>>2413362>implying ‘service keys’ would keep me outI think they were there to stop idiots from getting in like tamper proof screws are used today
>>2413364If you were opening a radio in the past, it was probably to change the tubes out. There were stores you could go to where you could test your tubes for free to see if they needed to be replaced. My guess is that if something more serious than the tubes going bad was wrong with the radio, they would refuse to fix it for you if there was evidence that you went inside the radio. This was also the time when schematics were commonly included with many electronic devices, so Motorola must've been dicks for requiring a service key to get in their radios.
>>2413362Yep.. 2135 key I think it was called...It's now sort of a "challenge coin" for ham radio operators.. lol..
>>2413362>2135Isn't it nice that they provided the bitting code and a photo of the key instead?
>>2413362>I just learned that Motorola manufactured their radios so that you would only be able to get in non destructively if you had one of their servicing keys.either you mean some new radio or this is a troll.

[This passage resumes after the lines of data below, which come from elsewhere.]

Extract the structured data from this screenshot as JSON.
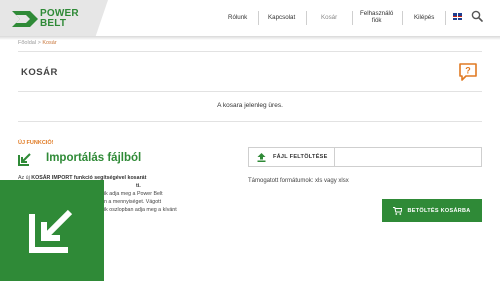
{
  "header": {
    "logo": {
      "line1": "POWER",
      "line2": "BELT"
    },
    "nav": [
      {
        "label": "Rólunk"
      },
      {
        "label": "Kapcsolat"
      },
      {
        "label": "Kosár",
        "active": true
      },
      {
        "label_line1": "Felhasználó",
        "label_line2": "fiók"
      },
      {
        "label": "Kilépés"
      }
    ],
    "language_icon": "uk-flag-icon",
    "search_icon": "search-icon"
  },
  "breadcrumb": {
    "home": "Főoldal",
    "separator": ">",
    "current": "Kosár"
  },
  "page": {
    "title": "KOSÁR",
    "empty_message": "A kosara jelenleg üres.",
    "help_icon": "speech-question-icon"
  },
  "import": {
    "new_label": "ÚJ FUNKCIÓ!",
    "title": "Importálás fájlból",
    "desc_line1_pre": "Az új ",
    "desc_line1_bold": "KOSÁR IMPORT funkció segítségével kosarát",
    "desc_line2_bold": "ti.",
    "desc_line3": "ik adja meg a Power Belt",
    "desc_line4": "n a mennyiséget. Vágott",
    "desc_line5": "ik oszlopban adja meg a kívánt",
    "file_button": "FÁJL FELTÖLTÉSE",
    "formats": "Támogatott formátumok: xls vagy xlsx",
    "load_button": "BETÖLTÉS KOSÁRBA"
  },
  "colors": {
    "brand_green": "#2f8a37",
    "accent_orange": "#e07a23"
  }
}
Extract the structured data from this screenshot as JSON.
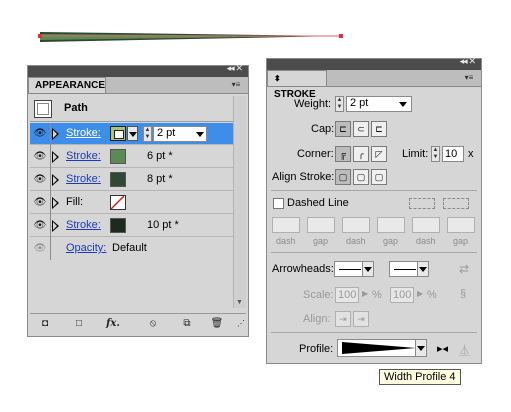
{
  "appearance": {
    "tab_title": "APPEARANCE",
    "header_label": "Path",
    "rows": [
      {
        "label": "Stroke:",
        "value": "2 pt",
        "color": "#a7c47a",
        "selected": true
      },
      {
        "label": "Stroke:",
        "value": "6 pt *",
        "color": "#5c8a55"
      },
      {
        "label": "Stroke:",
        "value": "8 pt *",
        "color": "#2e4a32"
      },
      {
        "label": "Fill:",
        "value": "",
        "color": "none"
      },
      {
        "label": "Stroke:",
        "value": "10 pt *",
        "color": "#1e2a1d"
      }
    ],
    "opacity_label": "Opacity:",
    "opacity_value": "Default",
    "bottom_icons": [
      "new-art-icon",
      "clear-appearance-icon",
      "fx-icon",
      "no-icon",
      "duplicate-icon",
      "trash-icon"
    ],
    "fx_label": "fx."
  },
  "stroke": {
    "tab_title": "STROKE",
    "weight_label": "Weight:",
    "weight_value": "2 pt",
    "cap_label": "Cap:",
    "corner_label": "Corner:",
    "limit_label": "Limit:",
    "limit_value": "10",
    "limit_suffix": "x",
    "align_label": "Align Stroke:",
    "dashed_label": "Dashed Line",
    "dash_labels": [
      "dash",
      "gap",
      "dash",
      "gap",
      "dash",
      "gap"
    ],
    "arrowheads_label": "Arrowheads:",
    "scale_label": "Scale:",
    "scale_value1": "100",
    "scale_value2": "100",
    "percent": "%",
    "align_label2": "Align:",
    "profile_label": "Profile:"
  },
  "tooltip": "Width Profile 4",
  "colors": {
    "selected_row": "#3d8ee8",
    "panel_bg": "#d6d6d6",
    "link": "#1c3bb6",
    "path_stroke": "#2f4a30",
    "anchor": "#e0303a"
  }
}
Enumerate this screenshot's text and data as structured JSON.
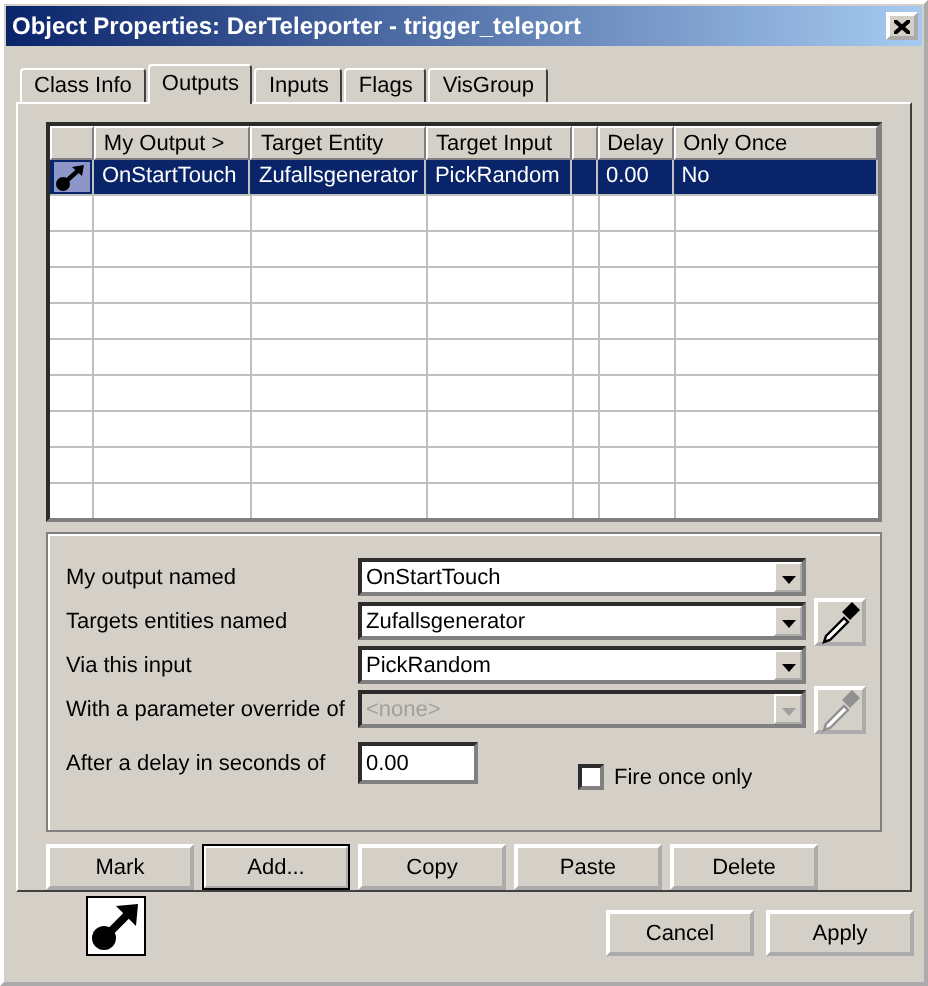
{
  "window": {
    "title": "Object Properties: DerTeleporter - trigger_teleport"
  },
  "tabs": [
    {
      "label": "Class Info",
      "selected": false
    },
    {
      "label": "Outputs",
      "selected": true
    },
    {
      "label": "Inputs",
      "selected": false
    },
    {
      "label": "Flags",
      "selected": false
    },
    {
      "label": "VisGroup",
      "selected": false
    }
  ],
  "table": {
    "columns": [
      {
        "kind": "icon"
      },
      {
        "kind": "text",
        "label": "My Output >"
      },
      {
        "kind": "text",
        "label": "Target Entity"
      },
      {
        "kind": "text",
        "label": "Target Input"
      },
      {
        "kind": "blank"
      },
      {
        "kind": "text",
        "label": "Delay"
      },
      {
        "kind": "text",
        "label": "Only Once"
      }
    ],
    "rows": [
      {
        "selected": true,
        "cells": [
          "",
          "OnStartTouch",
          "Zufallsgenerator",
          "PickRandom",
          "",
          "0.00",
          "No"
        ]
      }
    ]
  },
  "form": {
    "fields": [
      {
        "kind": "combo",
        "label": "My output named",
        "value": "OnStartTouch",
        "disabled": false,
        "picker": false
      },
      {
        "kind": "combo",
        "label": "Targets entities named",
        "value": "Zufallsgenerator",
        "disabled": false,
        "picker": true
      },
      {
        "kind": "combo",
        "label": "Via this input",
        "value": "PickRandom",
        "disabled": false,
        "picker": false
      },
      {
        "kind": "combo",
        "label": "With a parameter override of",
        "value": "<none>",
        "disabled": true,
        "picker": true
      },
      {
        "kind": "text",
        "label": "After a delay in seconds of",
        "value": "0.00"
      }
    ],
    "checkbox": {
      "label": "Fire once only",
      "checked": false
    }
  },
  "buttons": [
    {
      "label": "Mark",
      "default": false
    },
    {
      "label": "Add...",
      "default": true
    },
    {
      "label": "Copy",
      "default": false
    },
    {
      "label": "Paste",
      "default": false
    },
    {
      "label": "Delete",
      "default": false
    }
  ],
  "dialog_buttons": [
    {
      "label": "Cancel"
    },
    {
      "label": "Apply"
    }
  ]
}
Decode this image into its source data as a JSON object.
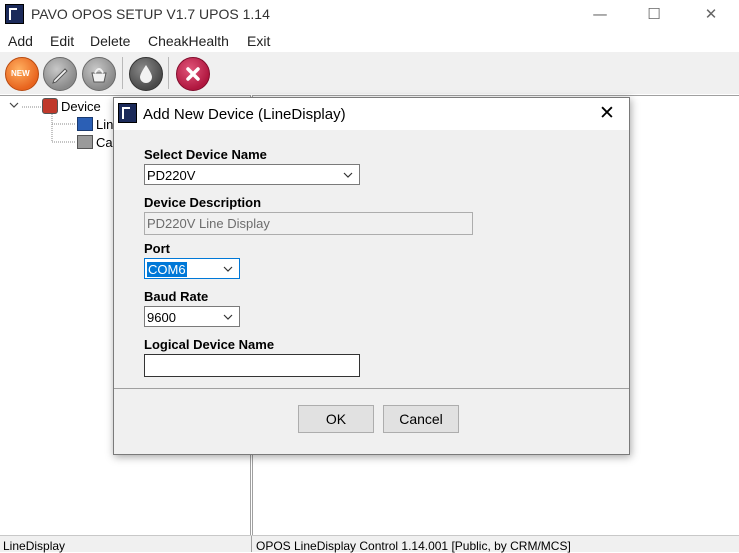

I have worked on many older motorola tube radios and none of them needed a key.